Wow! Queen Elizabeth II, Elton John and Lady Gaga all in one week. Will my head explode? HRH took a stroll through Queen’s Park last Tuesday, while his Elton-ness attended Her Royal Gaga’s Monster Ball at the Air Canada Centre last night. Sad to say, the sound was terrible in the upper seats. I could hardly understand a word Gaga said, though the lower realms responded with something like ferocity at her every statement. I got a small taste of what it must have been like to experience Beatlemania, or perhaps a Nuremberg rally, but the frenzy was largely contained once the concert began and things began to feel more like a large house party with a very likeable, though rather ordinary looking hostess, apart from the fantastical costumes.
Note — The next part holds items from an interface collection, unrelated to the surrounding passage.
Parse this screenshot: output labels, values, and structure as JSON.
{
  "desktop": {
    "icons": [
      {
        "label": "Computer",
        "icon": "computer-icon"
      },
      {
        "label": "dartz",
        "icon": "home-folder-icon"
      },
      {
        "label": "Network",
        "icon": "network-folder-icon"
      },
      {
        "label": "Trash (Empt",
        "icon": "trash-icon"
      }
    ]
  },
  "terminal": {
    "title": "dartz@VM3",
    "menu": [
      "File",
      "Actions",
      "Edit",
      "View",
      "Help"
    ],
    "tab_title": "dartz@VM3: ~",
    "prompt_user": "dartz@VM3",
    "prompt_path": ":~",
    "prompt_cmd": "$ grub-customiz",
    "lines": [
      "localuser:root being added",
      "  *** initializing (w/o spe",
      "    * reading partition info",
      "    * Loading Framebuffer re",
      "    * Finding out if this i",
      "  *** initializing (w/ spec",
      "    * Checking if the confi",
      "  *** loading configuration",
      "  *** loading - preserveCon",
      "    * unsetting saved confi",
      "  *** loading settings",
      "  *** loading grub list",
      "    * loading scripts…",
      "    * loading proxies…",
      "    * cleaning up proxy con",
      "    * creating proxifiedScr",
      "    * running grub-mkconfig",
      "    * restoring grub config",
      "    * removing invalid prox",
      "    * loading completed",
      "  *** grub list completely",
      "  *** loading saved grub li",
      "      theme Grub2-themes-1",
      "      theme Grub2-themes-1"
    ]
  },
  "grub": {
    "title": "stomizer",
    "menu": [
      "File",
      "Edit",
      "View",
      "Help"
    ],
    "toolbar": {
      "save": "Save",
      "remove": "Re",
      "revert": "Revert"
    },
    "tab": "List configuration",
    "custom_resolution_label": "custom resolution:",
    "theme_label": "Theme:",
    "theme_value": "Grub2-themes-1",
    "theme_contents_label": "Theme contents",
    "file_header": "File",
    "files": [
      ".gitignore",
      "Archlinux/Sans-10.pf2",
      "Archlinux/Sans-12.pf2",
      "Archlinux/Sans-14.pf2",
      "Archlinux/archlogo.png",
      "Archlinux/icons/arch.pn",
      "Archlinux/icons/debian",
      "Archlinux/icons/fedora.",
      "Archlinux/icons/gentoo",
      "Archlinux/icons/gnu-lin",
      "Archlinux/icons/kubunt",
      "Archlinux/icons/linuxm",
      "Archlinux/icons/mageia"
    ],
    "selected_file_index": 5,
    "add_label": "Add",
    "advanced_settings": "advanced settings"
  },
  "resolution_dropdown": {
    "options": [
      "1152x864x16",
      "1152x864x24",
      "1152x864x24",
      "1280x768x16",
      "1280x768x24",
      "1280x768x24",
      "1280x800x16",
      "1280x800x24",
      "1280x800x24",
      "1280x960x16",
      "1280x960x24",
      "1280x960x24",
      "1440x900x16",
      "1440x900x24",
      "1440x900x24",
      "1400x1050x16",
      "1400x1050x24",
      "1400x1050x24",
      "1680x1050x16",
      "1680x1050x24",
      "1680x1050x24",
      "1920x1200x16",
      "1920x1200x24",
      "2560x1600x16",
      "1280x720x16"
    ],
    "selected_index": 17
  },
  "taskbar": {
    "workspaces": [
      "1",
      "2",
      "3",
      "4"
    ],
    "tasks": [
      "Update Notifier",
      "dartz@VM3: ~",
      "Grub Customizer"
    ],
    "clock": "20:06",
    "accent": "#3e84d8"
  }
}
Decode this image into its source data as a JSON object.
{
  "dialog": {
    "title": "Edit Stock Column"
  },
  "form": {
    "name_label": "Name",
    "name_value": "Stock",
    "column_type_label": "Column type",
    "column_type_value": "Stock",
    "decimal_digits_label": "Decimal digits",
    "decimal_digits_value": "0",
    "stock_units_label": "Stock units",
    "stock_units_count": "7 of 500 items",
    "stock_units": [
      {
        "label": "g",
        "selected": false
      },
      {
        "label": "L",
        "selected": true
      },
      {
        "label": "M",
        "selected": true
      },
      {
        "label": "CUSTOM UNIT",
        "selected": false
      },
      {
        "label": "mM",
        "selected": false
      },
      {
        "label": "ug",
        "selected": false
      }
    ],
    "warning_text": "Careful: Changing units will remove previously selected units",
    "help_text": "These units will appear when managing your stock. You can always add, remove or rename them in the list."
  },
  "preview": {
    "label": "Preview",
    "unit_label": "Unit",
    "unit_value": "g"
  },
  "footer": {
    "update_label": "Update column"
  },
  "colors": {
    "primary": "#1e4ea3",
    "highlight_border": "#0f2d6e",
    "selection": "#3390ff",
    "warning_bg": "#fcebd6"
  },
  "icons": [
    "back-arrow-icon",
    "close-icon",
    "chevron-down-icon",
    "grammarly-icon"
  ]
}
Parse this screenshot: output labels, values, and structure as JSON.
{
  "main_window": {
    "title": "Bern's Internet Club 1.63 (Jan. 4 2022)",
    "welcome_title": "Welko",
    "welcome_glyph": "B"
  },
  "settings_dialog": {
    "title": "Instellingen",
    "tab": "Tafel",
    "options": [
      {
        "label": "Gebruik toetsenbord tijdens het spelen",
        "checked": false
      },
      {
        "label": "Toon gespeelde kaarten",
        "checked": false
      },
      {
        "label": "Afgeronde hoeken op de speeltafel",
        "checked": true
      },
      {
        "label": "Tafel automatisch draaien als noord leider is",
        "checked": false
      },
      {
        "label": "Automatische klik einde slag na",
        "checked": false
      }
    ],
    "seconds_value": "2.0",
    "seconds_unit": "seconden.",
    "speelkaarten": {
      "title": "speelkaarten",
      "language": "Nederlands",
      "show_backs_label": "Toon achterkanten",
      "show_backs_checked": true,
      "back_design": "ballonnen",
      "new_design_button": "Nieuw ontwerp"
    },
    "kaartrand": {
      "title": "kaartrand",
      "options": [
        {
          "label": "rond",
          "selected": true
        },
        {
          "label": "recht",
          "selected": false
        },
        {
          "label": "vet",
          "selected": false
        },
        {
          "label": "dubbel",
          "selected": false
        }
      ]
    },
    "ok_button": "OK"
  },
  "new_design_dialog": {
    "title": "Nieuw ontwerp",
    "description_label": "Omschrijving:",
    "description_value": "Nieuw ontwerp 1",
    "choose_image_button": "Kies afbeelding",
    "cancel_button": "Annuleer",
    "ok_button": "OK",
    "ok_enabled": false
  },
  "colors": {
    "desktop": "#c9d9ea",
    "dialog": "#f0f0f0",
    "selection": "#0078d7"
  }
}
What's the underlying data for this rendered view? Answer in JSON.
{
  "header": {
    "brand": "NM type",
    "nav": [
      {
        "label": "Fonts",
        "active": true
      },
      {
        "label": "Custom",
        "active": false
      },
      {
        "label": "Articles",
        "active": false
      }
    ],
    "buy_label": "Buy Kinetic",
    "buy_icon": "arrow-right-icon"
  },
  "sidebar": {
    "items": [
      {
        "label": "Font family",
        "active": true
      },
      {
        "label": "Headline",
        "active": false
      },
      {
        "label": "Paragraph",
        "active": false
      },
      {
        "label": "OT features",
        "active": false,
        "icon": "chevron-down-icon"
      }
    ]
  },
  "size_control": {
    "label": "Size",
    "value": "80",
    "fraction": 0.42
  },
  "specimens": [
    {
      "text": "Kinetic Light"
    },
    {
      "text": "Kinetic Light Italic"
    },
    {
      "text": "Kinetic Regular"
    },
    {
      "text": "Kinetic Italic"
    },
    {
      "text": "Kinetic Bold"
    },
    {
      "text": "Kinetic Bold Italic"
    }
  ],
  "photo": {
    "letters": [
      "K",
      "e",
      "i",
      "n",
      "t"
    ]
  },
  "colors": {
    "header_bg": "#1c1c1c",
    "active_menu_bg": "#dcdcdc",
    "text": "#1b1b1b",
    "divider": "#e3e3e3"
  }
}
Starstruck? Moi? Not bloody likely. I’ve seen my share of stars in the entertainment world, and even worked with a few, but I feel no razzle-dazzle when I meet them. There are, however, a handful of celebrities I would go out of my way to see, and Queen Elizabeth II is one. Save your Kennedys, take your Tom Cruises and Julia Roberts—watching the queen descend the steps of Queen’s Park and stroll around the grounds greeting people today was real glamour. And while I may be part of a generation that has grown cynical of politics and figureheads, Queen Elizabeth has been a significant figure for my entire life. It was her picture on the walls I saluted in public school and her broadcasts I still listen for at Christmastime as part of a handful of traditions that hold meaning for me. Stoical, well-mannered, gracious, and seemingly indefatigable, at 84 she is the living embodiment of what a grand monarch can be. God Save The Queen!
Naming The Bones by Louise Welsh (2010 Canongate)
This long-awaited fourth volume by one of the more interesting contemporary writers is yet another deviation from her previous books. It seems everything Welsh sets out to write is a foray into fresh fields, as though each volume completes one journey and paves the way for another. In the current book, Murray Watson, a would-be biographer of a little known Scottish poet named Archie Lunan, tracks his long-dead quarry into the past and makes some startling discoveries. With its emphasis on atmosphere—ruined castles, semi-deserted islands, and even sinkholes—it’s more of a gothic novel crossed with an almost-traditional mystery. Almost, in that a good number of the mysteries are left inconclusive at the book’s end. There’s a bit of fun name-play—Watson, as in the bumbling Dr. Watson, Lunan as in poetic ‘lunacy,’ a mysterious former-mistress named Graves whose secret is literally buried, and even a foe named Baine. Frankly, I would have been tempted to dismiss this book early on if I hadn’t been aware of the incisive intellect behind it. It feels as though someone said to Welsh, “Enough with the brilliance, Louise; how about writing something the rest of us will understand?” I suspect with this book Welsh is heading stolidly toward the mainstream, and no doubt it will take her there, but it may leave fans of her previous volumes bewildered at best and disappointed at worst.